Each entry must be given again exactly as it appears, with images excluded.

--------

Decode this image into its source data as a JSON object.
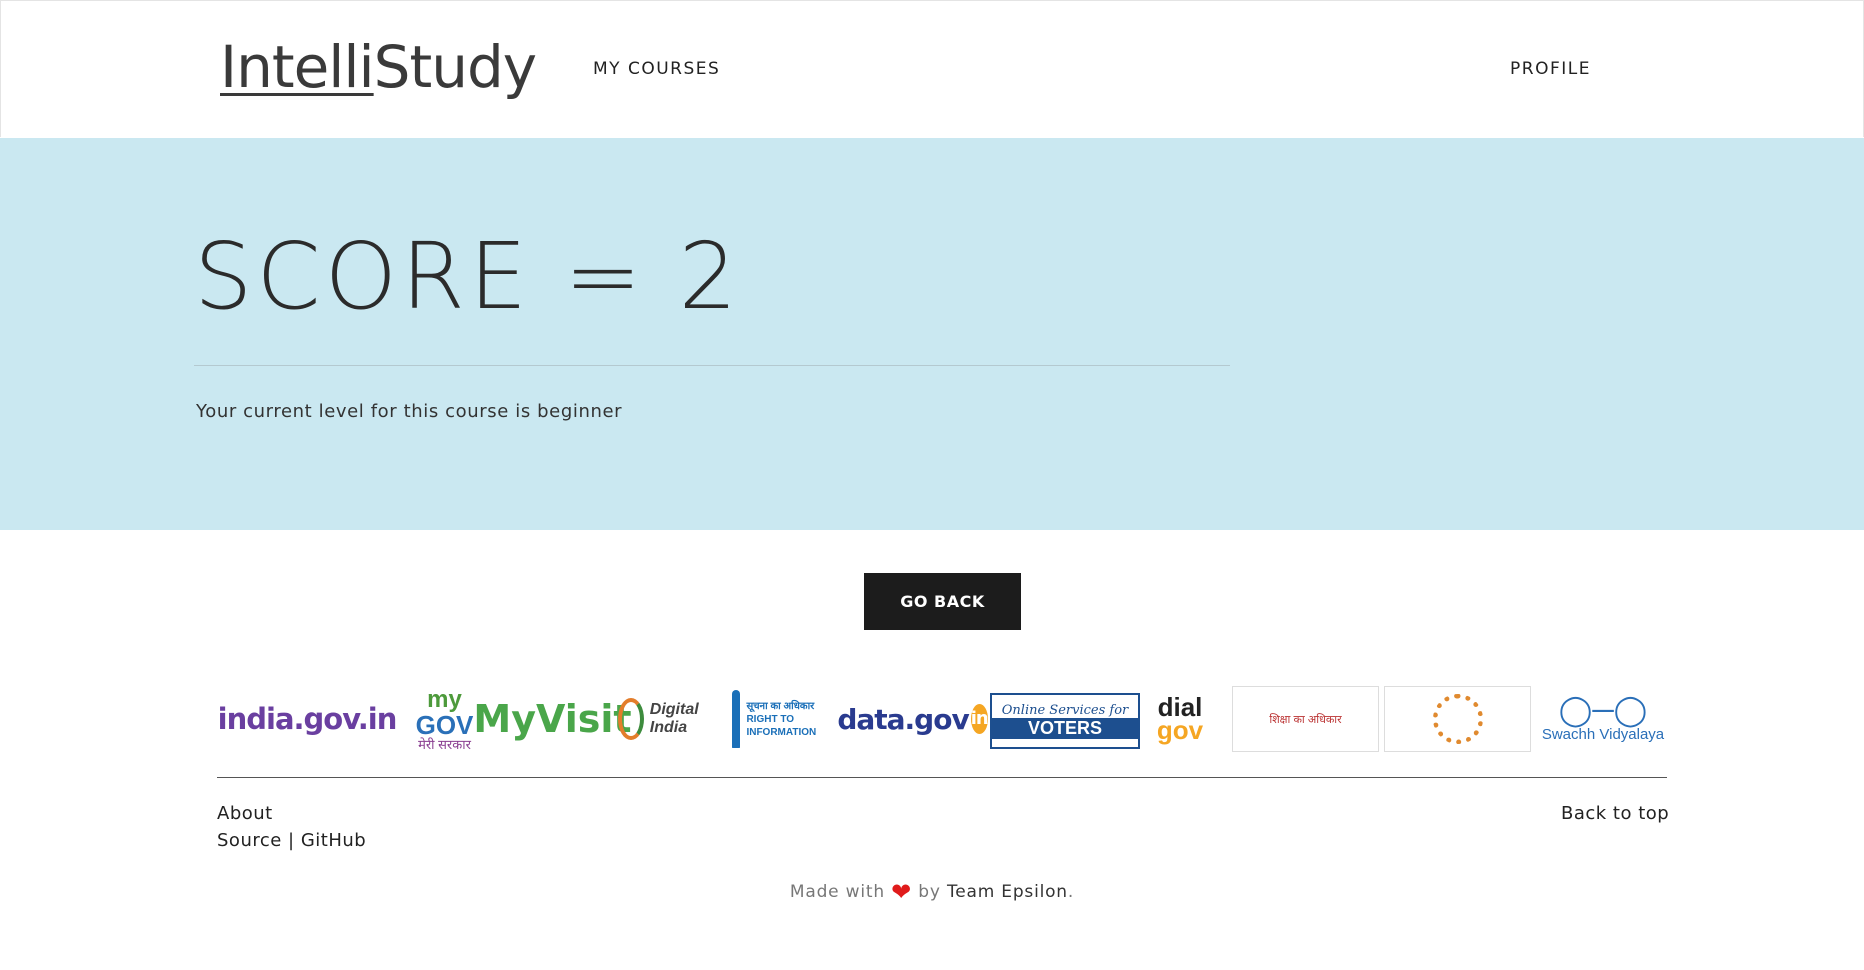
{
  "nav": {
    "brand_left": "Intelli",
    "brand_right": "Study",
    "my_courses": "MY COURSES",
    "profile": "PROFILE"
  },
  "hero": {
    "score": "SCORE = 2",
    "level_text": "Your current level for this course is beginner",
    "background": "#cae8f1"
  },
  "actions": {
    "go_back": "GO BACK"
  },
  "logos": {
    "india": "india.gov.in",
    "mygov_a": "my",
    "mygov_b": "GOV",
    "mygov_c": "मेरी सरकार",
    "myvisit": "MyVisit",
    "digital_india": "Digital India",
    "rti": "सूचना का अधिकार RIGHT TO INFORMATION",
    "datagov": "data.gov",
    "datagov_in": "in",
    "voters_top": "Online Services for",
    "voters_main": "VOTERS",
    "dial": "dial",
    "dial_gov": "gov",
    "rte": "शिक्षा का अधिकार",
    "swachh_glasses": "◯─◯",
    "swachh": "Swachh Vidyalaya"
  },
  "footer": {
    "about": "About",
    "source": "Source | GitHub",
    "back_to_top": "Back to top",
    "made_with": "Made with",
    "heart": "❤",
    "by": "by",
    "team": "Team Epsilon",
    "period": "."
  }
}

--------

» **Task response**
Decode this image into its source data as a JSON object.
{
  "nav": {
    "brand_left": "Intelli",
    "brand_right": "Study",
    "my_courses": "MY COURSES",
    "profile": "PROFILE"
  },
  "hero": {
    "score": "SCORE = 2",
    "level_text": "Your current level for this course is beginner",
    "background": "#cae8f1"
  },
  "actions": {
    "go_back": "GO BACK"
  },
  "logos": {
    "india": "india.gov.in",
    "mygov_a": "my",
    "mygov_b": "GOV",
    "mygov_c": "मेरी सरकार",
    "myvisit": "MyVisit",
    "digital_india": "Digital India",
    "rti": "सूचना का अधिकार RIGHT TO INFORMATION",
    "datagov": "data.gov",
    "datagov_in": "in",
    "voters_top": "Online Services for",
    "voters_main": "VOTERS",
    "dial": "dial",
    "dial_gov": "gov",
    "rte": "शिक्षा का अधिकार",
    "swachh_glasses": "◯─◯",
    "swachh": "Swachh Vidyalaya"
  },
  "footer": {
    "about": "About",
    "source": "Source | GitHub",
    "back_to_top": "Back to top",
    "made_with": "Made with",
    "heart": "❤",
    "by": "by",
    "team": "Team Epsilon",
    "period": "."
  }
}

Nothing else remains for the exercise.